Wednesday in the Third Week of Ordinary Time

[Scripture Readings: 2 Sam 7:4-17; Mk 4:1-20]

Time magazine is reporting a new sociological trend in America which they call “dis-intermediation”. Dis-intermediation means Americans are more and more dispensing with the middle man and are securing what they want through direct contact with the person providing the product or service—and in the process cutting out the middle man. One interesting example of dis-intermediation is the rise of Donald Trump as a serious candidate for the presidency. You would think a Republican candidate for president would want and need the endorsement of the GOP party leadership, and watching Donald Trump every day spurning and ridiculing the party leadership, you might conclude it is Trump who has dispensed with this “middle-man” of the political hierarchy but it is actually American voters who have dispensed with the GOP as an obsolete middle man between them and a man they want to see in the White House. Finally, even the news media itself, who one would think is THE absolutely indispensable middle man between any candidate and the voting public, even the media is ridiculed by Trump and ignored by his supporters as Trump is featured in one unflattering story after another—none of which seems to have any effect on his popularity. Some journalists are raising an alarm about this process of dis-intermediation by which a lone individual can attract a huge following without any of the checks and balances characteristic traditional political institutions.

But Jesus our Lord, it must be said, was a person whose growing influence and popularity seems to have bypassed the mediation of the religious institutions and leadership of his day.

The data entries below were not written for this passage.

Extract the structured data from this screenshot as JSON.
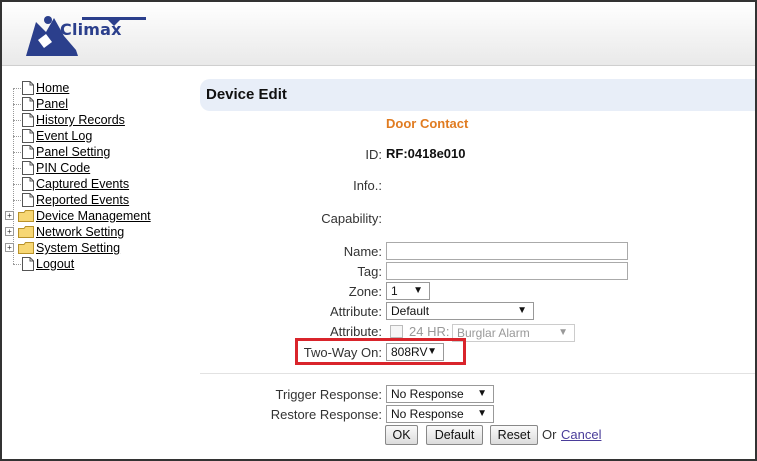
{
  "brand": {
    "name": "Climax"
  },
  "sidebar": {
    "items": [
      {
        "label": "Home",
        "type": "page"
      },
      {
        "label": "Panel",
        "type": "page"
      },
      {
        "label": "History Records",
        "type": "page"
      },
      {
        "label": "Event Log",
        "type": "page"
      },
      {
        "label": "Panel Setting",
        "type": "page"
      },
      {
        "label": "PIN Code",
        "type": "page"
      },
      {
        "label": "Captured Events",
        "type": "page"
      },
      {
        "label": "Reported Events",
        "type": "page"
      },
      {
        "label": "Device Management",
        "type": "folder"
      },
      {
        "label": "Network Setting",
        "type": "folder"
      },
      {
        "label": "System Setting",
        "type": "folder"
      },
      {
        "label": "Logout",
        "type": "page"
      }
    ]
  },
  "page": {
    "title": "Device Edit",
    "device_type": "Door Contact"
  },
  "form": {
    "id_label": "ID:",
    "id_value": "RF:0418e010",
    "info_label": "Info.:",
    "capability_label": "Capability:",
    "name_label": "Name:",
    "name_value": "",
    "tag_label": "Tag:",
    "tag_value": "",
    "zone_label": "Zone:",
    "zone_value": "1",
    "attribute_label": "Attribute:",
    "attribute_value": "Default",
    "attribute2_label": "Attribute:",
    "hr24_label": "24 HR:",
    "hr24_checked": false,
    "hr24_value": "Burglar Alarm",
    "twoway_label": "Two-Way On:",
    "twoway_value": "808RV",
    "trigger_label": "Trigger Response:",
    "trigger_value": "No Response",
    "restore_label": "Restore Response:",
    "restore_value": "No Response"
  },
  "actions": {
    "ok": "OK",
    "default": "Default",
    "reset": "Reset",
    "or": "Or",
    "cancel": "Cancel"
  },
  "colors": {
    "accent_orange": "#e07b20",
    "title_bar_bg": "#e8eef8",
    "highlight_red": "#d9242b",
    "link_purple": "#4a3d9a",
    "logo_blue": "#2b3f8c"
  },
  "icons": {
    "caret": "▼",
    "expander": "+"
  }
}
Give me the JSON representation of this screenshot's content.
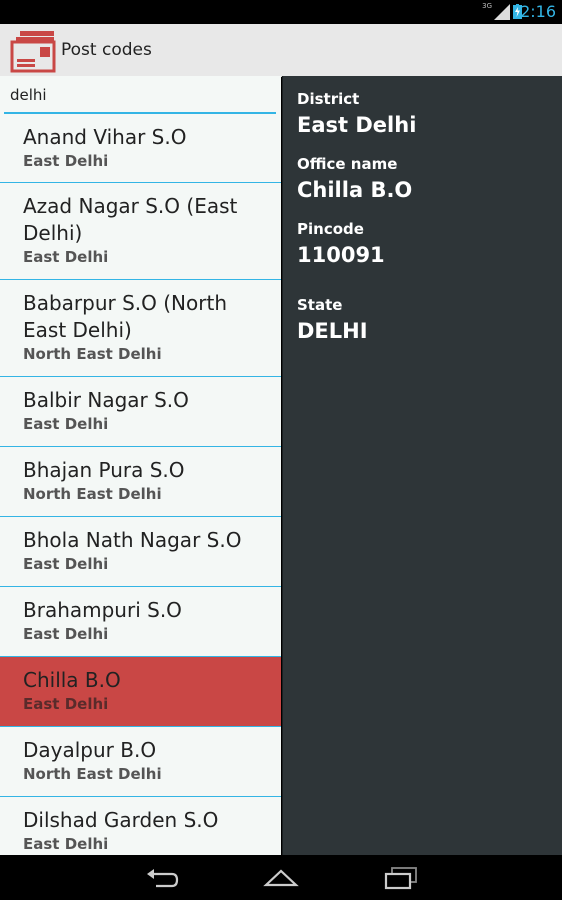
{
  "status": {
    "time": "2:16",
    "network": "3G"
  },
  "app": {
    "title": "Post codes"
  },
  "search": {
    "value": "delhi"
  },
  "list": [
    {
      "name": "Anand Vihar S.O",
      "district": "East Delhi"
    },
    {
      "name": "Azad Nagar S.O (East Delhi)",
      "district": "East Delhi"
    },
    {
      "name": "Babarpur S.O (North East Delhi)",
      "district": "North East Delhi"
    },
    {
      "name": "Balbir Nagar S.O",
      "district": "East Delhi"
    },
    {
      "name": "Bhajan Pura S.O",
      "district": "North East Delhi"
    },
    {
      "name": "Bhola Nath Nagar S.O",
      "district": "East Delhi"
    },
    {
      "name": "Brahampuri S.O",
      "district": "East Delhi"
    },
    {
      "name": "Chilla B.O",
      "district": "East Delhi"
    },
    {
      "name": "Dayalpur B.O",
      "district": "North East Delhi"
    },
    {
      "name": "Dilshad Garden S.O",
      "district": "East Delhi"
    }
  ],
  "detail": {
    "district_label": "District",
    "district_value": "East Delhi",
    "office_label": "Office name",
    "office_value": "Chilla B.O",
    "pincode_label": "Pincode",
    "pincode_value": "110091",
    "state_label": "State",
    "state_value": "DELHI"
  },
  "colors": {
    "accent": "#33b5e5",
    "selected": "#c94745",
    "detail_bg": "#2e3538"
  },
  "icons": [
    "post-box-icon",
    "signal-icon",
    "battery-icon",
    "back-icon",
    "home-icon",
    "recents-icon"
  ]
}
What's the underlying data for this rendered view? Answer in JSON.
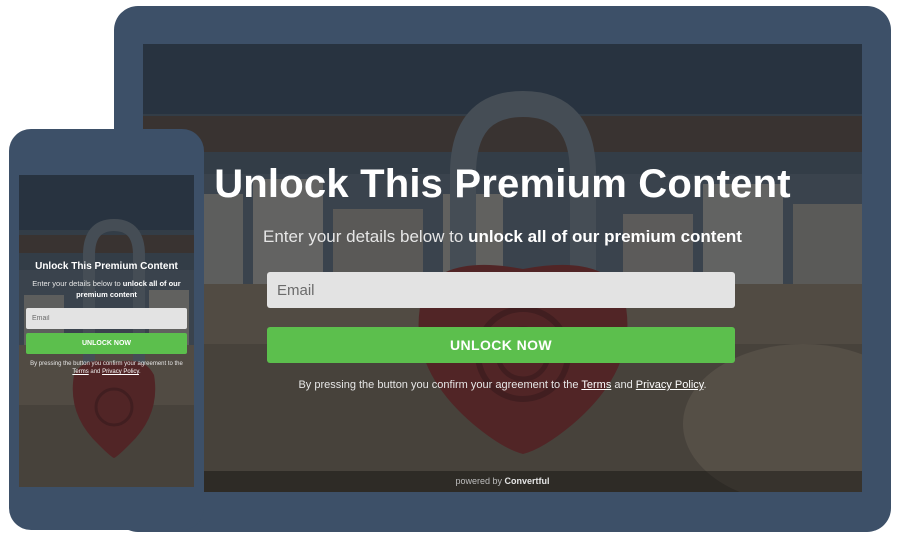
{
  "colors": {
    "device_frame": "#3d5068",
    "button_green": "#5cbf4d",
    "input_bg": "#e3e3e3",
    "overlay": "#1c1e23"
  },
  "images": {
    "background": "love-lock-beach-photo"
  },
  "tablet": {
    "title": "Unlock This Premium Content",
    "subtitle_prefix": "Enter your details below to ",
    "subtitle_bold": "unlock all of our premium content",
    "email_placeholder": "Email",
    "button_label": "UNLOCK NOW",
    "consent_prefix": "By pressing the button you confirm your agreement to the ",
    "terms_link": "Terms",
    "consent_and": " and ",
    "privacy_link": "Privacy Policy",
    "consent_suffix": ".",
    "powered_prefix": "powered by ",
    "powered_brand": "Convertful"
  },
  "phone": {
    "title": "Unlock This Premium Content",
    "subtitle_prefix": "Enter your details below to ",
    "subtitle_bold": "unlock all of our premium content",
    "email_placeholder": "Email",
    "button_label": "UNLOCK NOW",
    "consent_prefix": "By pressing the button you confirm your agreement to the ",
    "terms_link": "Terms",
    "consent_and": " and ",
    "privacy_link": "Privacy Policy",
    "consent_suffix": "."
  }
}
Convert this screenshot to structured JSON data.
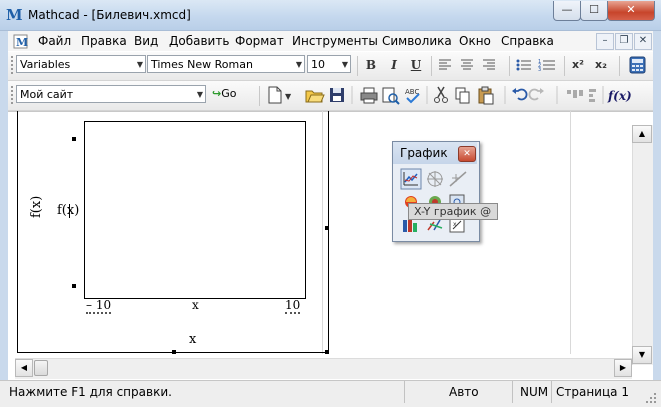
{
  "window": {
    "title": "Mathcad - [Билевич.xmcd]",
    "logo_letter": "M",
    "minimize": "—",
    "maximize": "☐",
    "close": "✕"
  },
  "menu": [
    "Файл",
    "Правка",
    "Вид",
    "Добавить",
    "Формат",
    "Инструменты",
    "Символика",
    "Окно",
    "Справка"
  ],
  "doc_controls": {
    "minimize": "–",
    "restore": "❐",
    "close": "✕"
  },
  "format_toolbar": {
    "style_value": "Variables",
    "font_value": "Times New Roman",
    "size_value": "10",
    "bold": "B",
    "italic": "I",
    "underline": "U",
    "superscript": "x²",
    "subscript": "x₂"
  },
  "standard_toolbar": {
    "address_value": "Мой сайт",
    "go_label": "Go"
  },
  "plot": {
    "y_axis_label": "f(x)",
    "y_placeholder": "f(x)",
    "x_min_label": "– 10",
    "x_axis_placeholder": "x",
    "x_max_label": "10",
    "x_axis_label": "x"
  },
  "palette": {
    "title": "График",
    "tooltip": "X-Y график @"
  },
  "statusbar": {
    "help": "Нажмите F1 для справки.",
    "mode": "Авто",
    "num": "NUM",
    "page": "Страница 1"
  },
  "colors": {
    "titlebar": "#c5d8ee",
    "close_button": "#c7452b",
    "accent": "#1f5fa8"
  }
}
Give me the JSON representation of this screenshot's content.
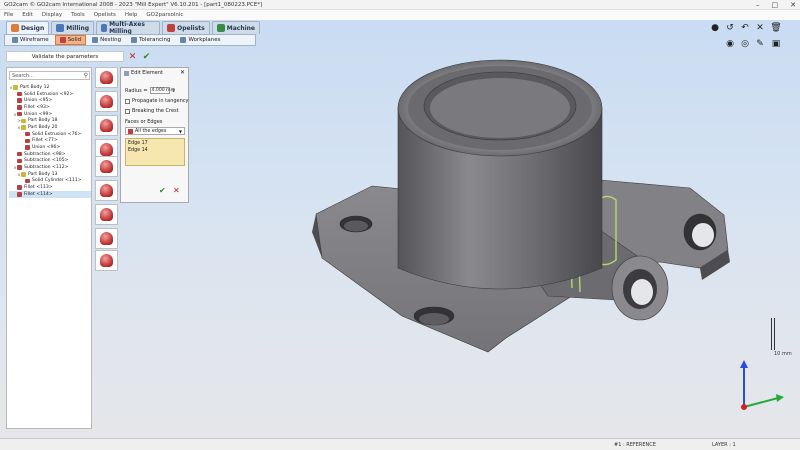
{
  "window": {
    "title": "GO2cam  © GO2cam International 2008 - 2023    \"Mill Expert\"    V6.10.201 - [part1_080223.PCE*]",
    "controls": [
      "minimize-icon",
      "maximize-icon",
      "close-icon"
    ]
  },
  "menu": [
    "File",
    "Edit",
    "Display",
    "Tools",
    "Opelists",
    "Help",
    "GO2parsolnic"
  ],
  "ribbon": {
    "tabs": [
      {
        "label": "Design",
        "icon": "design-icon",
        "active": true
      },
      {
        "label": "Milling",
        "icon": "milling-icon",
        "active": false
      },
      {
        "label": "Multi-Axes Milling",
        "icon": "multiaxis-icon",
        "active": false
      },
      {
        "label": "Opelists",
        "icon": "opelists-icon",
        "active": false
      },
      {
        "label": "Machine",
        "icon": "machine-icon",
        "active": false
      }
    ],
    "subtabs": [
      {
        "label": "Wireframe",
        "active": false
      },
      {
        "label": "Solid",
        "active": true
      },
      {
        "label": "Nesting",
        "active": false
      },
      {
        "label": "Tolerancing",
        "active": false
      },
      {
        "label": "Workplanes",
        "active": false
      }
    ]
  },
  "validate": {
    "label": "Validate the parameters",
    "cancel_icon": "cancel-x-icon",
    "ok_icon": "check-icon"
  },
  "tree": {
    "search_placeholder": "Search...",
    "items": [
      {
        "label": "Part Body 12",
        "indent": 0,
        "expand": "v",
        "color": "#c7b93a"
      },
      {
        "label": "Solid Extrusion <92>",
        "indent": 1,
        "expand": "",
        "color": "#b94040"
      },
      {
        "label": "Union <95>",
        "indent": 1,
        "expand": "",
        "color": "#b94040"
      },
      {
        "label": "Fillet <93>",
        "indent": 1,
        "expand": "",
        "color": "#b94040"
      },
      {
        "label": "Union <99>",
        "indent": 1,
        "expand": "v",
        "color": "#b94040"
      },
      {
        "label": "Part Body 18",
        "indent": 2,
        "expand": ">",
        "color": "#c7b93a"
      },
      {
        "label": "Part Body 20",
        "indent": 2,
        "expand": "v",
        "color": "#c7b93a"
      },
      {
        "label": "Solid Extrusion <76>",
        "indent": 3,
        "expand": "",
        "color": "#b94040"
      },
      {
        "label": "Fillet <77>",
        "indent": 3,
        "expand": "",
        "color": "#b94040"
      },
      {
        "label": "Union <96>",
        "indent": 3,
        "expand": "",
        "color": "#b94040"
      },
      {
        "label": "Subtraction <98>",
        "indent": 1,
        "expand": "",
        "color": "#b94040"
      },
      {
        "label": "Subtraction <105>",
        "indent": 1,
        "expand": "",
        "color": "#b94040"
      },
      {
        "label": "Subtraction <112>",
        "indent": 1,
        "expand": "v",
        "color": "#b94040"
      },
      {
        "label": "Part Body 13",
        "indent": 2,
        "expand": "v",
        "color": "#c7b93a"
      },
      {
        "label": "Solid Cylinder <111>",
        "indent": 3,
        "expand": "",
        "color": "#b94040"
      },
      {
        "label": "Fillet <113>",
        "indent": 1,
        "expand": "",
        "color": "#b94040"
      },
      {
        "label": "Fillet <114>",
        "indent": 1,
        "expand": "",
        "color": "#b94040",
        "selected": true
      }
    ]
  },
  "tool_icons": [
    "fillet-tool-icon",
    "chamfer-tool-icon",
    "shell-tool-icon",
    "draft-tool-icon",
    "split-tool-icon",
    "boolean-tool-icon",
    "cut-tool-icon",
    "pattern-tool-icon",
    "mirror-tool-icon",
    "offset-tool-icon"
  ],
  "dialog": {
    "title": "Edit Element",
    "radius_label": "Radius =",
    "radius_value": "4.000 mm",
    "propagate_label": "Propagate in tangency",
    "breaking_label": "Breaking the Crest",
    "faces_label": "Faces or Edges",
    "filter_value": "All the edges",
    "edges": [
      "Edge 17",
      "Edge 14"
    ],
    "ok_icon": "ok-check-icon",
    "cancel_icon": "cancel-icon"
  },
  "scale": {
    "label": "10 mm"
  },
  "axes": {
    "x": "X",
    "y": "Y",
    "z": "Z"
  },
  "status": {
    "reference": "#1 : REFERENCE",
    "layer": "LAYER : 1"
  },
  "colors": {
    "accent_orange": "#f5b183",
    "ribbon_blue": "#d0dbe8",
    "model_gray": "#6d6d70",
    "selected_edge": "#b5d96b",
    "edge_list_bg": "#f6e6b0"
  }
}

From the very beginning, the really distinctive thing about Jesus' message was its referral of his audience directly to the person of Jesus himself. Actually, in the parables, like that of the Sower, featured in today's gospel, we hear Jesus preaching the Kingdom of God but in a manner that makes clear he is himself replacing and is in his very person realizing the whole reality of the Kingdom of God. After his resurrection the truth will be crystal clear: Jesus—Jesus himself—is the Kingdom of God. But this means, that understanding the parables is only possible by virtue of a personal encounter, coming to know, and faithful following of Jesus as a beloved person. This might explain why we hear a trace of sadness and hurt in Jesus' voice when he says to the twelve: “Do you not understand this parable. But then how will you understand any of the parables.” The parables are Jesus; the parables are Jesus telling the story of himself; revealing himself as the Kingdom of God to his dearest friends. Do you hear him describing a “seed” that falls and dies—but that would be Jesus himself. Jesus will lay down his life so that, rising to new life, a door may be opened for us to enter that new life. Let us now proceed to the Eucharist mindful of the fact that receiving the sacrament of Jesus' body and blood with fervent faith, we are, in a very real sense, gaining entrance to the very Kingdom of God Jesus preached and incarnates in his person.